- Taylor JM, Quilty D, Banadyga L, Barry M: The vaccinia virus protein F1L interacts with Bim and inhibits activation of the pro-apoptotic protein Bax. J Biol Chem 2006, 281: 39728-39739. 10.1074/jbc.M607465200View ArticlePubMedGoogle Scholar
- Mohd-Ismail NK, Deng L, Sukumaran SK, Yu VC, Hotta H, Tan YJ: The hepatitis C virus core protein contains a BH3 domain that regulates apoptosis through specific interaction with human Mcl-1. J Virol 2009, 83: 9993-10006. 10.1128/JVI.00509-09PubMed CentralView ArticlePubMedGoogle Scholar
- Desbien AL, Kappler JW, Marrack P: The Epstein-Barr virus Bcl-2 homolog, BHRF1, blocks apoptosis by binding to a limited amount of Bim. Proc Natl Acad Sci USA 2009, 106: 5663-5668. 10.1073/pnas.0901036106PubMed CentralView ArticlePubMedGoogle Scholar
- Xiaofei E, Hwang S, Oh S, Lee JS, Jeong JH, Gwack Y, Kowalik TF, Sun R, Jung JU, Liang C: Viral Bcl-2-mediated evasion of autophagy aids chronic infection of gammaherpesvirus 68. PLoS Pathog 2009, 5: e1000609. 10.1371/journal.ppat.1000609View ArticleGoogle Scholar
- Douglas AE, Corbett KD, Berger JM, McFadden G, Handel TM: Structure of M11L: A myxoma virus structural homolog of the apoptosis inhibitor, Bcl-2. Protein Sci 2007, 16: 695-703. 10.1110/ps.062720107PubMed CentralView ArticlePubMedGoogle Scholar
- Nicholas J, Ruvolo V, Zong J, Ciufo D, Guo HG, Reitz MS, Hayward GS: A single 13-kilobase divergent locus in the Kaposi sarcoma-associated herpesvirus (human herpesvirus 8) genome contains nine open reading frames that are homologous to or related to cellular proteins.
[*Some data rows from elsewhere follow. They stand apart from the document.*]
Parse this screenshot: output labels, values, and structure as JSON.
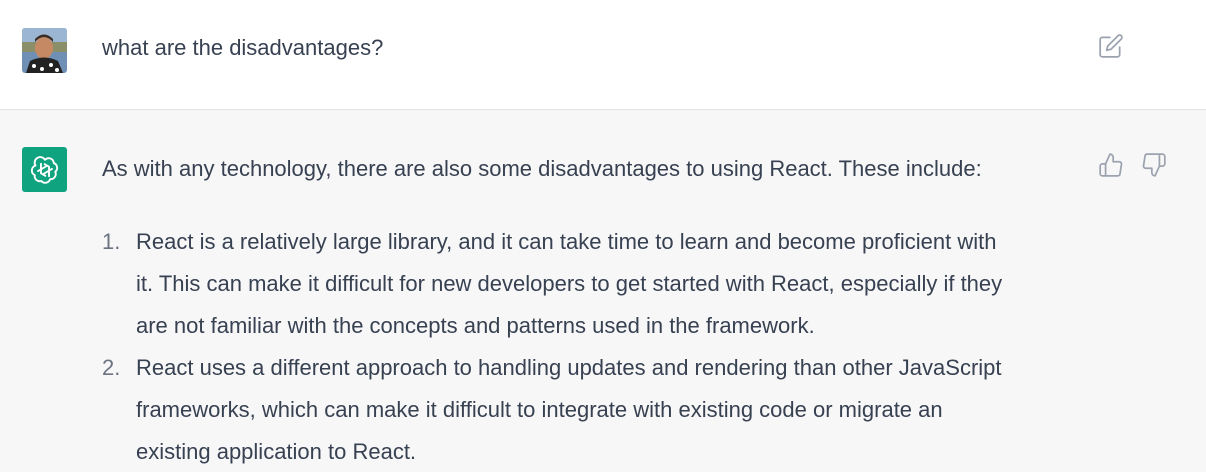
{
  "user_message": {
    "avatar": "user-photo-avatar",
    "text": "what are the disadvantages?",
    "edit_icon": "edit-icon"
  },
  "assistant_message": {
    "avatar": "chatgpt-logo-icon",
    "intro": "As with any technology, there are also some disadvantages to using React. These include:",
    "feedback": {
      "like_icon": "thumbs-up-icon",
      "dislike_icon": "thumbs-down-icon"
    },
    "items": [
      {
        "number": "1.",
        "lines": [
          "React is a relatively large library, and it can take time to learn and become proficient with",
          "it. This can make it difficult for new developers to get started with React, especially if they",
          "are not familiar with the concepts and patterns used in the framework."
        ]
      },
      {
        "number": "2.",
        "lines": [
          "React uses a different approach to handling updates and rendering than other JavaScript",
          "frameworks, which can make it difficult to integrate with existing code or migrate an",
          "existing application to React."
        ]
      }
    ]
  },
  "colors": {
    "user_row_bg": "#ffffff",
    "assistant_row_bg": "#f7f7f8",
    "assistant_avatar_bg": "#10a37f",
    "text": "#374151",
    "icon": "#9ca3af"
  }
}
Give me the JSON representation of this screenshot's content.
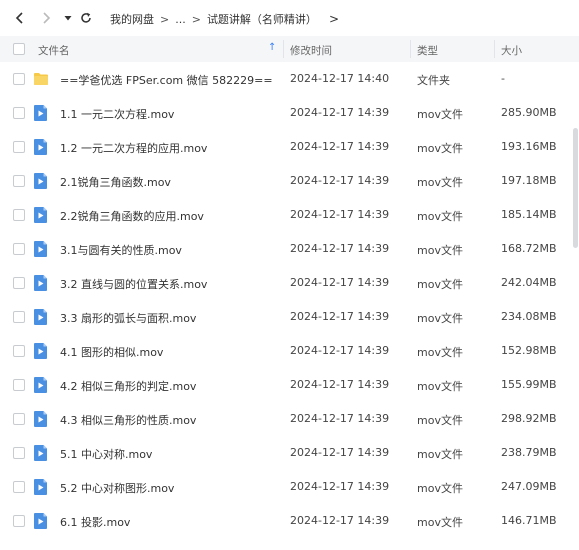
{
  "toolbar": {
    "back_icon": "chevron-left-icon",
    "forward_icon": "chevron-right-icon",
    "dropdown_icon": "caret-down-icon",
    "refresh_icon": "refresh-icon",
    "breadcrumb": {
      "root": "我的网盘",
      "sep1": ">",
      "ellipsis": "...",
      "sep2": ">",
      "current": "试题讲解（名师精讲）",
      "trail": ">"
    }
  },
  "columns": {
    "name": "文件名",
    "modified": "修改时间",
    "type": "类型",
    "size": "大小",
    "sort_indicator": "↑"
  },
  "colors": {
    "folder": "#f7c948",
    "video": "#4a90e2",
    "header_bg": "#f5f6f8",
    "sort_accent": "#3b82f6"
  },
  "files": [
    {
      "name": "==学爸优选 FPSer.com 微信 582229==",
      "modified": "2024-12-17 14:40",
      "type": "文件夹",
      "size": "-",
      "icon": "folder-icon"
    },
    {
      "name": "1.1 一元二次方程.mov",
      "modified": "2024-12-17 14:39",
      "type": "mov文件",
      "size": "285.90MB",
      "icon": "video-file-icon"
    },
    {
      "name": "1.2 一元二次方程的应用.mov",
      "modified": "2024-12-17 14:39",
      "type": "mov文件",
      "size": "193.16MB",
      "icon": "video-file-icon"
    },
    {
      "name": "2.1锐角三角函数.mov",
      "modified": "2024-12-17 14:39",
      "type": "mov文件",
      "size": "197.18MB",
      "icon": "video-file-icon"
    },
    {
      "name": "2.2锐角三角函数的应用.mov",
      "modified": "2024-12-17 14:39",
      "type": "mov文件",
      "size": "185.14MB",
      "icon": "video-file-icon"
    },
    {
      "name": "3.1与圆有关的性质.mov",
      "modified": "2024-12-17 14:39",
      "type": "mov文件",
      "size": "168.72MB",
      "icon": "video-file-icon"
    },
    {
      "name": "3.2 直线与圆的位置关系.mov",
      "modified": "2024-12-17 14:39",
      "type": "mov文件",
      "size": "242.04MB",
      "icon": "video-file-icon"
    },
    {
      "name": "3.3 扇形的弧长与面积.mov",
      "modified": "2024-12-17 14:39",
      "type": "mov文件",
      "size": "234.08MB",
      "icon": "video-file-icon"
    },
    {
      "name": "4.1 图形的相似.mov",
      "modified": "2024-12-17 14:39",
      "type": "mov文件",
      "size": "152.98MB",
      "icon": "video-file-icon"
    },
    {
      "name": "4.2 相似三角形的判定.mov",
      "modified": "2024-12-17 14:39",
      "type": "mov文件",
      "size": "155.99MB",
      "icon": "video-file-icon"
    },
    {
      "name": "4.3 相似三角形的性质.mov",
      "modified": "2024-12-17 14:39",
      "type": "mov文件",
      "size": "298.92MB",
      "icon": "video-file-icon"
    },
    {
      "name": "5.1 中心对称.mov",
      "modified": "2024-12-17 14:39",
      "type": "mov文件",
      "size": "238.79MB",
      "icon": "video-file-icon"
    },
    {
      "name": "5.2 中心对称图形.mov",
      "modified": "2024-12-17 14:39",
      "type": "mov文件",
      "size": "247.09MB",
      "icon": "video-file-icon"
    },
    {
      "name": "6.1 投影.mov",
      "modified": "2024-12-17 14:39",
      "type": "mov文件",
      "size": "146.71MB",
      "icon": "video-file-icon"
    }
  ]
}
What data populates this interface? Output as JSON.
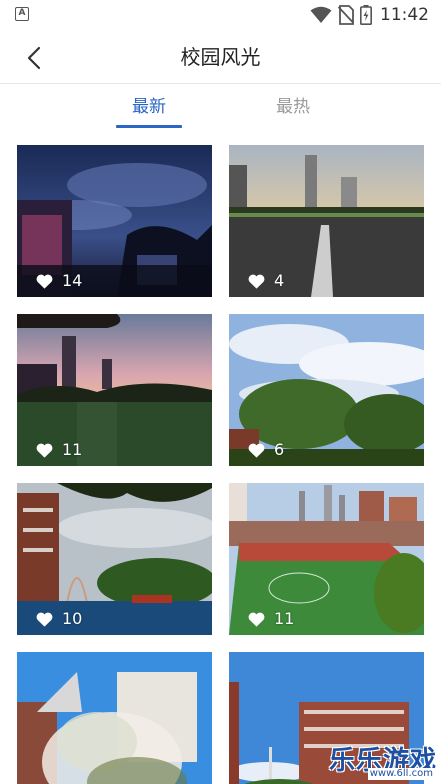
{
  "status_bar": {
    "time": "11:42",
    "app_icon_letter": "A",
    "icons": [
      "wifi-icon",
      "no-sim-icon",
      "battery-charging-icon"
    ]
  },
  "header": {
    "title": "校园风光",
    "back_icon": "chevron-left-icon"
  },
  "tabs": [
    {
      "label": "最新",
      "active": true
    },
    {
      "label": "最热",
      "active": false
    }
  ],
  "colors": {
    "accent": "#2a66c4",
    "inactive_tab": "#9a9a9a",
    "title_text": "#222222"
  },
  "photos": [
    {
      "likes": "14",
      "scene": "night campus sky"
    },
    {
      "likes": "4",
      "scene": "track at dusk"
    },
    {
      "likes": "11",
      "scene": "sunset field"
    },
    {
      "likes": "6",
      "scene": "tree and cloudy sky"
    },
    {
      "likes": "10",
      "scene": "rainbow over buildings"
    },
    {
      "likes": "11",
      "scene": "aerial football field"
    },
    {
      "likes": "",
      "scene": "blossoms and building"
    },
    {
      "likes": "",
      "scene": "brick building blue sky"
    }
  ],
  "watermark": {
    "title": "乐乐游戏",
    "url": "www.6ll.com"
  }
}
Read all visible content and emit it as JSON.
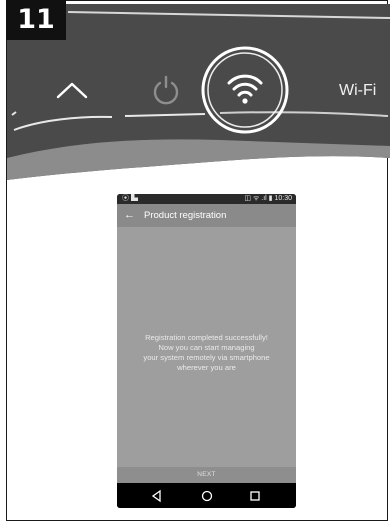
{
  "step_number": "11",
  "control_panel": {
    "wifi_label": "Wi-Fi",
    "icons": [
      "chevron-up-icon",
      "power-icon",
      "wifi-icon"
    ]
  },
  "phone": {
    "status_bar": {
      "left": "⦿ ▙",
      "right": "◫ ᯤ .ıl ▮ 10:30"
    },
    "app_bar": {
      "back_icon": "←",
      "title": "Product registration"
    },
    "message": {
      "line1": "Registration completed successfully!",
      "line2": "Now you can start managing",
      "line3": "your system remotely via smartphone",
      "line4": "wherever you are"
    },
    "next_label": "NEXT",
    "nav_icons": [
      "back-triangle-icon",
      "home-circle-icon",
      "recents-square-icon"
    ]
  }
}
J Virol 1997, 71: 1963-1974.PubMed CentralPubMedGoogle Scholar
- Lu YW, Ren YD, Bai J, Chen WN: The spliced variant of hepatitis B virus protein, HBSP, interacts with Bcl-2/Bcl-xl in vitro and induces apoptosis in HepG2 cells. IUBMB Life 2008, 60: 700-702. 10.1002/iub.108View ArticlePubMedGoogle Scholar
- Derfuss T, Fickenscher H, Kraft MS, Henning G, Lengenfelder D, Fleckenstein B, Meinl E: Antiapoptotic activity of the herpesvirus saimiri-encoded Bcl-2 homolog: stabilization of mitochondria and inhibition of caspase-3-like activity. J Virol 1998, 72: 5897-5904.PubMed CentralPubMedGoogle Scholar
- Westphal D, Ledgerwood EC, Tyndall JD, Hibma MH, Ueda N, Fleming SB, Mercer AA: The orf virus inhibitor of apoptosis functions in a Bcl-2-like manner, binding and neutralizing a set of BH3-only proteins and active Bax. Apoptosis 2009, 14: 1317-1330. 10.1007/s10495-009-0403-1View ArticlePubMedGoogle Scholar
This article is published under license to BioMed Central Ltd. This is an Open Access article distributed under the terms of the Creative Commons Attribution License (http://creativecommons.org/licenses/by/2.0), which permits unrestricted use, distribution, and reproduction in any medium, provided the original work is properly cited.